◆ AIM OF THE EXERCISE ◆
Copy out each line below exactly as written.

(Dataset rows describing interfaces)
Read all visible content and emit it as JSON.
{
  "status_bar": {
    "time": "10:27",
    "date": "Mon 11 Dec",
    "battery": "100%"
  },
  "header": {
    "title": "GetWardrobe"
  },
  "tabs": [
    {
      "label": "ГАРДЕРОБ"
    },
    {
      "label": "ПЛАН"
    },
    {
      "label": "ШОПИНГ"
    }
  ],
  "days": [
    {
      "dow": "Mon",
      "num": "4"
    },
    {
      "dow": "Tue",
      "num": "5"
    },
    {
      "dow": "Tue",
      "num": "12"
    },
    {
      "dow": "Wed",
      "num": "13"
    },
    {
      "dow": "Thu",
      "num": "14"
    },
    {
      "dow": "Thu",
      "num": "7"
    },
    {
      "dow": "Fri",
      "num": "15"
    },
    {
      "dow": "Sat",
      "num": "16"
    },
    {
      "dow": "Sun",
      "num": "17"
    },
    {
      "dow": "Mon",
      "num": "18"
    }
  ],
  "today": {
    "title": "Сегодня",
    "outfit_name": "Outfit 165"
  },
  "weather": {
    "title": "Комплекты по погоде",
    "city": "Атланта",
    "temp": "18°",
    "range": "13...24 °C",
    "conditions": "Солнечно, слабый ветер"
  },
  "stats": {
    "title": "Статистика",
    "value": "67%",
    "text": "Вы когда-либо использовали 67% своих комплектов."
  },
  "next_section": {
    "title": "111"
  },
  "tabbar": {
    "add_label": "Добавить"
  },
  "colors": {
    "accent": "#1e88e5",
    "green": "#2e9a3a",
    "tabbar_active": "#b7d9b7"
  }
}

◆ OUTPUT FOR THIS TASK ◆
Read all visible content and emit it as JSON.
{
  "status_bar": {
    "time": "10:27",
    "date": "Mon 11 Dec",
    "battery": "100%"
  },
  "header": {
    "title": "GetWardrobe"
  },
  "tabs": [
    {
      "label": "ГАРДЕРОБ"
    },
    {
      "label": "ПЛАН"
    },
    {
      "label": "ШОПИНГ"
    }
  ],
  "days": [
    {
      "dow": "Mon",
      "num": "4"
    },
    {
      "dow": "Tue",
      "num": "5"
    },
    {
      "dow": "Tue",
      "num": "12"
    },
    {
      "dow": "Wed",
      "num": "13"
    },
    {
      "dow": "Thu",
      "num": "14"
    },
    {
      "dow": "Thu",
      "num": "7"
    },
    {
      "dow": "Fri",
      "num": "15"
    },
    {
      "dow": "Sat",
      "num": "16"
    },
    {
      "dow": "Sun",
      "num": "17"
    },
    {
      "dow": "Mon",
      "num": "18"
    }
  ],
  "today": {
    "title": "Сегодня",
    "outfit_name": "Outfit 165"
  },
  "weather": {
    "title": "Комплекты по погоде",
    "city": "Атланта",
    "temp": "18°",
    "range": "13...24 °C",
    "conditions": "Солнечно, слабый ветер"
  },
  "stats": {
    "title": "Статистика",
    "value": "67%",
    "text": "Вы когда-либо использовали 67% своих комплектов."
  },
  "next_section": {
    "title": "111"
  },
  "tabbar": {
    "add_label": "Добавить"
  },
  "colors": {
    "accent": "#1e88e5",
    "green": "#2e9a3a",
    "tabbar_active": "#b7d9b7"
  }
}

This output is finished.